Find the word "kind" in the records below. List each line containing it.

Items from an interface collection:
========
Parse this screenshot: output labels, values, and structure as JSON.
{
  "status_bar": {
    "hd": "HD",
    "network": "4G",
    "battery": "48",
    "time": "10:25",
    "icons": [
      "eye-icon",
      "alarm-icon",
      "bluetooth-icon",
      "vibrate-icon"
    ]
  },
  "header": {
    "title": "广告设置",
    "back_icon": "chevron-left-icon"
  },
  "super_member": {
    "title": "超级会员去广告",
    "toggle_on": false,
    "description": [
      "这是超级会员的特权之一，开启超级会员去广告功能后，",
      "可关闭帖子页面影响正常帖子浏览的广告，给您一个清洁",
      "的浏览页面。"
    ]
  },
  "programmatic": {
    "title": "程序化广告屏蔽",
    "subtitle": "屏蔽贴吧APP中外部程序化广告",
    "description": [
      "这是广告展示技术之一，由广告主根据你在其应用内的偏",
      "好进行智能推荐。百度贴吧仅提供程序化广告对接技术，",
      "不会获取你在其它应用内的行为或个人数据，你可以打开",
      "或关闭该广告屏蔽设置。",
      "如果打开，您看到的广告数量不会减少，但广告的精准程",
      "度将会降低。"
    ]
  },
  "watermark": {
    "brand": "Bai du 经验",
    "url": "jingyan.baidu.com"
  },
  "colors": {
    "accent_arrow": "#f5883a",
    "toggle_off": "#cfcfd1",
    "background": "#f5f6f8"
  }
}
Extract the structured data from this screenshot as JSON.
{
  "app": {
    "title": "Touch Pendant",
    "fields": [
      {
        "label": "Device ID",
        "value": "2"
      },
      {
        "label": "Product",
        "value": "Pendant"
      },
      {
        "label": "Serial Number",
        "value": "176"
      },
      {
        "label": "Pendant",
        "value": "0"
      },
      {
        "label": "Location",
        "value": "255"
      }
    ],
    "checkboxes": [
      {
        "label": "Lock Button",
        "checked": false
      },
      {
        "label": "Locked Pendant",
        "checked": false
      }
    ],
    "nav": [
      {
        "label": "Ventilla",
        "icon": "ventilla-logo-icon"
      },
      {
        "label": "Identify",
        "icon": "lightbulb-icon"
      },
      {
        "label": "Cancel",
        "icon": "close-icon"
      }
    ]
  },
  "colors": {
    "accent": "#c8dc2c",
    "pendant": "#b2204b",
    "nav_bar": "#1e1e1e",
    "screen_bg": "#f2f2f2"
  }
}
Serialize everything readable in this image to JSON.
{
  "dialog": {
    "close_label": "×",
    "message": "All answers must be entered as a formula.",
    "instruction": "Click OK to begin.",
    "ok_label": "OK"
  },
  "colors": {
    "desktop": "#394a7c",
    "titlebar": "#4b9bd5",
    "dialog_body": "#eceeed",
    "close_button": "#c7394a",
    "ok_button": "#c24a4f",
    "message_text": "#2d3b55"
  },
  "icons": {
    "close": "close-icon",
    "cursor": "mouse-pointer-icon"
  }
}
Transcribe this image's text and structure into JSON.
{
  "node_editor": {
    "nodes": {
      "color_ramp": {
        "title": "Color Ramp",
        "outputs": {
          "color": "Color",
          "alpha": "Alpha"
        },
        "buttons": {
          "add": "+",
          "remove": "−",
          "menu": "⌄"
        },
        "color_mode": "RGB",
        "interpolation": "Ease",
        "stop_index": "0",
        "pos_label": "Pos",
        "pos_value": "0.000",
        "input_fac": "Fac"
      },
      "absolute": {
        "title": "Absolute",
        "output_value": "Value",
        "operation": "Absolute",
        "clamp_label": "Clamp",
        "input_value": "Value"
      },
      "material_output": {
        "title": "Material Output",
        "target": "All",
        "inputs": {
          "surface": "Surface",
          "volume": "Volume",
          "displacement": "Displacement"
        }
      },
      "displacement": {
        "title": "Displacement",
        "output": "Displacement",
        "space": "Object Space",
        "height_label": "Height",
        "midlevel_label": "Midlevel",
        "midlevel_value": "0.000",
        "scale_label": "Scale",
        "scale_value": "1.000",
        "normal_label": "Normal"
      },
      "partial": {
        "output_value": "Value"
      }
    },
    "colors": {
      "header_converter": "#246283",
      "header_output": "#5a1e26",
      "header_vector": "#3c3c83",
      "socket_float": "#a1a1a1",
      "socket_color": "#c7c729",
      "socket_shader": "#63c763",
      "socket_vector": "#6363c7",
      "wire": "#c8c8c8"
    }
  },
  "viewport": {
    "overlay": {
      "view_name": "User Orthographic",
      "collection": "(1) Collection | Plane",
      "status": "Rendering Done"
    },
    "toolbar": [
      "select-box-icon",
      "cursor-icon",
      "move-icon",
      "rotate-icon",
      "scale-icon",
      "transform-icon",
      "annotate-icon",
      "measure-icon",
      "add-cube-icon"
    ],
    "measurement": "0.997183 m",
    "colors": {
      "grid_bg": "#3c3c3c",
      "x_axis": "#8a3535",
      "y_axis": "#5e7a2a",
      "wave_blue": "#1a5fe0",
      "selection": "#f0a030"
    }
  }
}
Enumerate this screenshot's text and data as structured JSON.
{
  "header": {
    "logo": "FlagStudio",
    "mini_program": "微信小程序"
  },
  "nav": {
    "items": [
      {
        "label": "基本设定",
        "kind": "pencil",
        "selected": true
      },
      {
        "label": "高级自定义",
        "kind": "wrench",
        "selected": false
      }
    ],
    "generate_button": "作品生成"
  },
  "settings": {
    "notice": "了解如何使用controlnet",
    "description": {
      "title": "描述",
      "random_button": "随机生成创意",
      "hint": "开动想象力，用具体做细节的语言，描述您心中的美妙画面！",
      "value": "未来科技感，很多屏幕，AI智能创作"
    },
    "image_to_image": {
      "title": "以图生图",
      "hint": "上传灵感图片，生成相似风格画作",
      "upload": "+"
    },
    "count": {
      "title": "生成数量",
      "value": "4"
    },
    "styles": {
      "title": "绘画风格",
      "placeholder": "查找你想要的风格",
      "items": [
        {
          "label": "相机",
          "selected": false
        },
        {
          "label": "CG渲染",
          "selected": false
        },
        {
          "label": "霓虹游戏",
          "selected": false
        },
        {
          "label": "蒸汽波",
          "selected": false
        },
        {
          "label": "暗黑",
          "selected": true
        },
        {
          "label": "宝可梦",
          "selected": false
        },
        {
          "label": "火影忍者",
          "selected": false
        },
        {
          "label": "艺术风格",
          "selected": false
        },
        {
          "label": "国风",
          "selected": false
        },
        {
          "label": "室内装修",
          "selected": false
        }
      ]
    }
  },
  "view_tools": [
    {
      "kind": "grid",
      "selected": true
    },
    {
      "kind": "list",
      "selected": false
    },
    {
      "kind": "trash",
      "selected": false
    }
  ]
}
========
ANSWER TO THIS EXERCISE:
        "kind": "pencil",
        "kind": "wrench",
      "kind": "grid",
      "kind": "list",
      "kind": "trash",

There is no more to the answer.